··· PROVIDED MATERIAL ···

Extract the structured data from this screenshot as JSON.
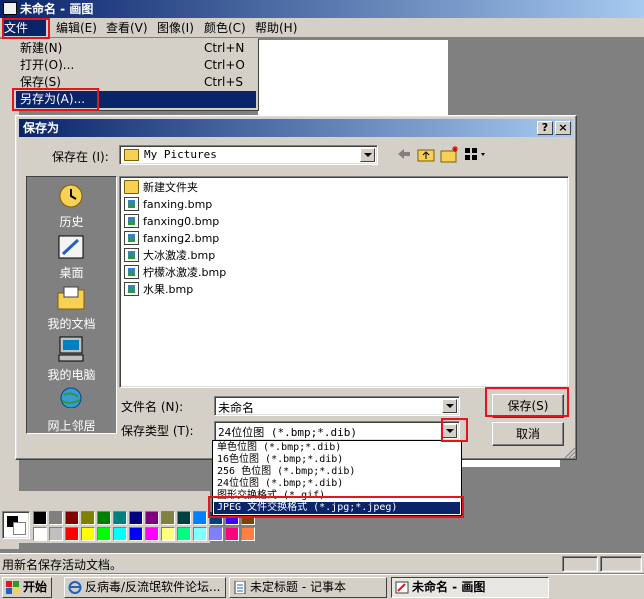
{
  "paint_window": {
    "title": "未命名 - 画图",
    "menus": [
      {
        "label": "文件(F)"
      },
      {
        "label": "编辑(E)"
      },
      {
        "label": "查看(V)"
      },
      {
        "label": "图像(I)"
      },
      {
        "label": "颜色(C)"
      },
      {
        "label": "帮助(H)"
      }
    ]
  },
  "file_menu": {
    "items": [
      {
        "label": "新建(N)",
        "shortcut": "Ctrl+N"
      },
      {
        "label": "打开(O)...",
        "shortcut": "Ctrl+O"
      },
      {
        "label": "保存(S)",
        "shortcut": "Ctrl+S"
      },
      {
        "label": "另存为(A)...",
        "shortcut": ""
      }
    ]
  },
  "dialog": {
    "title": "保存为",
    "help_glyph": "?",
    "close_glyph": "×",
    "save_in_label": "保存在 (I):",
    "save_in_value": "My Pictures",
    "places": [
      {
        "label": "历史",
        "icon": "history-icon"
      },
      {
        "label": "桌面",
        "icon": "desktop-icon"
      },
      {
        "label": "我的文档",
        "icon": "my-documents-icon"
      },
      {
        "label": "我的电脑",
        "icon": "my-computer-icon"
      },
      {
        "label": "网上邻居",
        "icon": "network-icon"
      }
    ],
    "files": [
      {
        "name": "新建文件夹",
        "type": "folder"
      },
      {
        "name": "fanxing.bmp",
        "type": "bmp"
      },
      {
        "name": "fanxing0.bmp",
        "type": "bmp"
      },
      {
        "name": "fanxing2.bmp",
        "type": "bmp"
      },
      {
        "name": "大冰激凌.bmp",
        "type": "bmp"
      },
      {
        "name": "柠檬冰激凌.bmp",
        "type": "bmp"
      },
      {
        "name": "水果.bmp",
        "type": "bmp"
      }
    ],
    "filename_label": "文件名 (N):",
    "filename_value": "未命名",
    "filetype_label": "保存类型 (T):",
    "filetype_value": "24位位图 (*.bmp;*.dib)",
    "save_button": "保存(S)",
    "cancel_button": "取消",
    "filetype_options": [
      "单色位图 (*.bmp;*.dib)",
      "16色位图 (*.bmp;*.dib)",
      "256 色位图 (*.bmp;*.dib)",
      "24位位图 (*.bmp;*.dib)",
      "图形交换格式 (*.gif)",
      "JPEG 文件交换格式 (*.jpg;*.jpeg)"
    ]
  },
  "status_bar": {
    "text": "用新名保存活动文档。"
  },
  "taskbar": {
    "start": "开始",
    "tasks": [
      {
        "label": "反病毒/反流氓软件论坛...",
        "icon": "ie-icon"
      },
      {
        "label": "未定标题 - 记事本",
        "icon": "notepad-icon"
      },
      {
        "label": "未命名 - 画图",
        "icon": "paint-icon"
      }
    ]
  },
  "colors": {
    "highlight": "#e8141c",
    "title_bar": "#0a246a",
    "palette": [
      "#000000",
      "#808080",
      "#800000",
      "#808000",
      "#008000",
      "#008080",
      "#000080",
      "#800080",
      "#808040",
      "#004040",
      "#0080ff",
      "#004080",
      "#4000ff",
      "#804000",
      "#ffffff",
      "#c0c0c0",
      "#ff0000",
      "#ffff00",
      "#00ff00",
      "#00ffff",
      "#0000ff",
      "#ff00ff",
      "#ffff80",
      "#00ff80",
      "#80ffff",
      "#8080ff",
      "#ff0080",
      "#ff8040"
    ]
  }
}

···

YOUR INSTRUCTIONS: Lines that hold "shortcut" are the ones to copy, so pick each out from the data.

RESPONSE:
        "shortcut": "Ctrl+N"
        "shortcut": "Ctrl+O"
        "shortcut": "Ctrl+S"
        "shortcut": ""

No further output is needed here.